INSIDE BINGHAMTON UNIVERSITY
Vice-Chancellor’s visit spotlights tuition guarantee plan
By : Cait Anastis
A tuition guarantee proposal by State University of New York Chancellor Robert King would improve the quality of education for students while allowing students and their parents to better plan for college. SUNY Vice Chancellor Elizabeth Capaldi, filling in for the ailing chancellor, rolled out the plan for a crowd of more than 270 people in Binghamton Thursday.
SUNY Vice Chancellor Elizabeth Capaldi
SUNY Vice Chancellor Elizabeth Capaldi
The chancellor’s plan seeks to link annual tuition increases to the Higher Education Price Index (HEPI), which averages about 4 percent over five years, and then freeze tuition rates for each year’s incoming students for the duration of their defined degree programs.
According to Capaldi, the proposal would remedy the state’s historical pattern of extended periods without tuition increases, followed by large, unpredictable increases. “In past years, we’ve had tuition increases just to offset the drop in state support,” she said. “This tuition guarantee plan will improve the quality of educational experiences while providing predictability for students and families.”
Also being proposed is a plan to gradually implement a differential tuition rate for students at doctoral-granting universities, such as Binghamton, to compensate for the higher cost of education on those campuses. Currently, students at doctoral universities pay the same rate as non-doctoral institutions.
“That means the students at a doctoral campus are paying a smaller portion of their educational costs,” Capaldi said.
If approved, the plan will take place over time, with tuition at doctoral-granting campuses eventually rising to one-and-a-half times the tuition at non-doctoral campuses. “It would take 22 years for the doctoral campuses to reach one-and-one-half times the regular rate,” she said.
In making the case for the change in tuition to support continued academic quality at SUNY’s colleges and universities, Capaldi highlighted some of the system’s accomplishments. SUNY freshman state-wide outperform their peers nationwide, entering college with an average SAT score of 1142, compared to 1026 nationally, she said. Binghamton students best that, entering college with an average SAT score of 1250, and Binghamton is also ranked third of the nation’s 163 public doctoral campuses for four-year graduation rates.
“We’ve been putting a lot of effort into getting the best students in New York,” she said.
The effort is paying off as applications increase. In 2004, 64,929 New York college-bound high school students will apply to SUNY schools and at Binghamton more than 20,000 applications have already been received for the 2005-06 year.
“Our job is to give the citizens of New York an opportunity to get an education. We are the gateway to opportunity,” she said.
As demand increases, so does the need for funding, said Capaldi, but the chan-cellor’s budget request strikes a balance between state funding and tuition revenue. She noted that the growth in fixed costs such as contractual agreements, energy and mandated costs would be covered by the chancellor’s request for $85 million in funding from the state; the growth in new resources to invest in academic quality would come from the tuition guarantee.

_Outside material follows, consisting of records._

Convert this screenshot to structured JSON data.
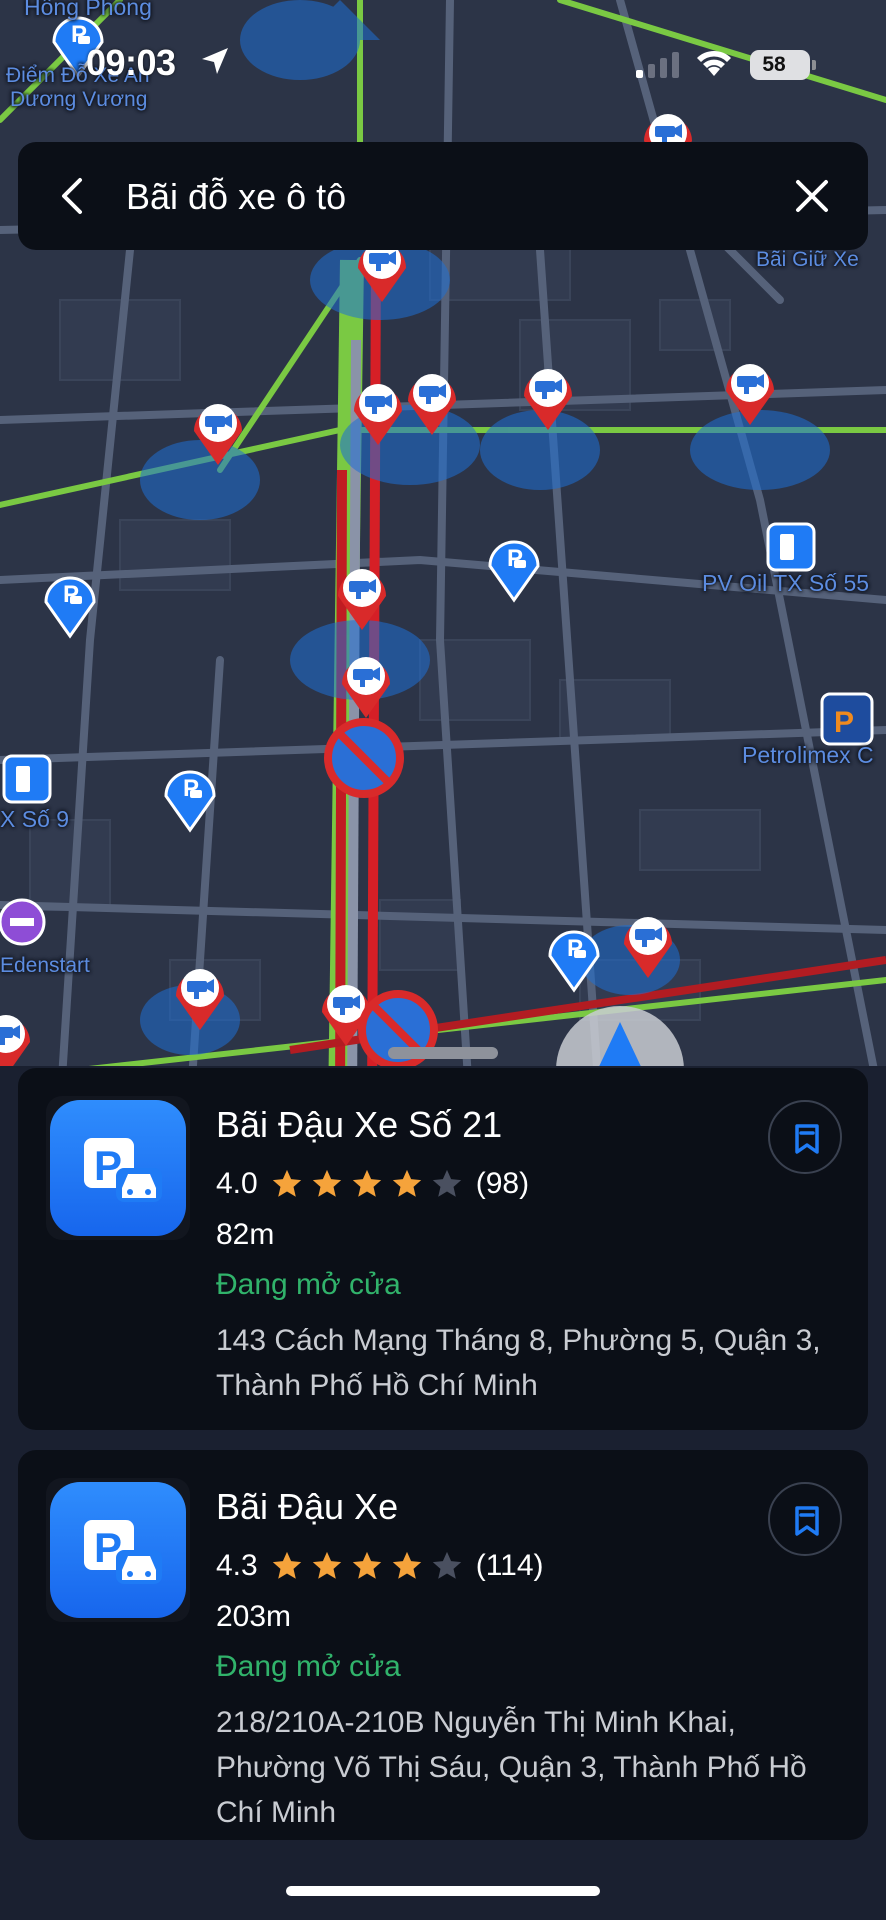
{
  "status_bar": {
    "time": "09:03",
    "battery": "58"
  },
  "search": {
    "query": "Bãi đỗ xe ô tô"
  },
  "map": {
    "labels": {
      "top_left_1": "Hồng Phong",
      "top_left_2": "Điểm Đỗ Xe An",
      "top_left_3": "Dương Vương",
      "top_right": "Bãi Giữ Xe",
      "gas_1": "PV Oil TX Số 55",
      "gas_2": "Petrolimex C",
      "gas_3": "X Số 9",
      "hotel": "Edenstart"
    }
  },
  "results": [
    {
      "title": "Bãi Đậu Xe Số 21",
      "rating": "4.0",
      "stars": 4,
      "reviews": "(98)",
      "distance": "82m",
      "status": "Đang mở cửa",
      "address": "143 Cách Mạng Tháng 8, Phường 5, Quận 3, Thành Phố Hồ Chí Minh"
    },
    {
      "title": "Bãi Đậu Xe",
      "rating": "4.3",
      "stars": 4,
      "reviews": "(114)",
      "distance": "203m",
      "status": "Đang mở cửa",
      "address": "218/210A-210B Nguyễn Thị Minh Khai, Phường Võ Thị Sáu, Quận 3, Thành Phố Hồ Chí Minh"
    }
  ],
  "colors": {
    "accent_blue": "#1f7bf5",
    "open_green": "#31b36b",
    "star_orange": "#f5a33b",
    "star_empty": "#4a5060",
    "card_bg": "#0b0f17"
  },
  "icons": [
    "location-arrow-icon",
    "signal-icon",
    "wifi-icon",
    "battery-icon",
    "back-icon",
    "close-icon",
    "parking-icon",
    "bookmark-icon",
    "star-icon",
    "camera-marker-icon",
    "no-parking-sign-icon",
    "gas-station-icon",
    "hotel-icon",
    "navigation-arrow-icon"
  ]
}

However, even with the proposed changes, SUNY tuition would still remain lower than its neighboring states, allowing the SUNY system to remain competitive, Capaldi said.
Students at SUNY’s university centers, including Binghamton, currently pay $5,726 in tuition and fees. In com-parison, Rhode Island students pay $6,752; Massachusetts students pay $9,008; and students at Vermont and Pennsylvania public universities pay nearly double the rate of New York at $10,226 and $10,856 respectively.
In addition to tuition increases, SUNY also needs to continue to pursue funding from additional sources, including sponsored research dollars, Capaldi said. Since 1995, the amount of external funding received for research has climbed 85 percent system-wide, from $461.3 million to $854.2 million.
“To be as good as we want to be we have to generate funds,” she said. “Sponsored research is part of that. I think we have to raise our sights and understand that is how we’re going to function in the future.”
It also means institutions will have to take different approaches to moving research from the labs to the marketplace.
“We have terrific research,” she said. “We produce patents, but we don’t take the final step and create companies that get them into the market. We have to get help from the business com-munities to make sure that if there’s a really good idea, somebody helps get it into the market.”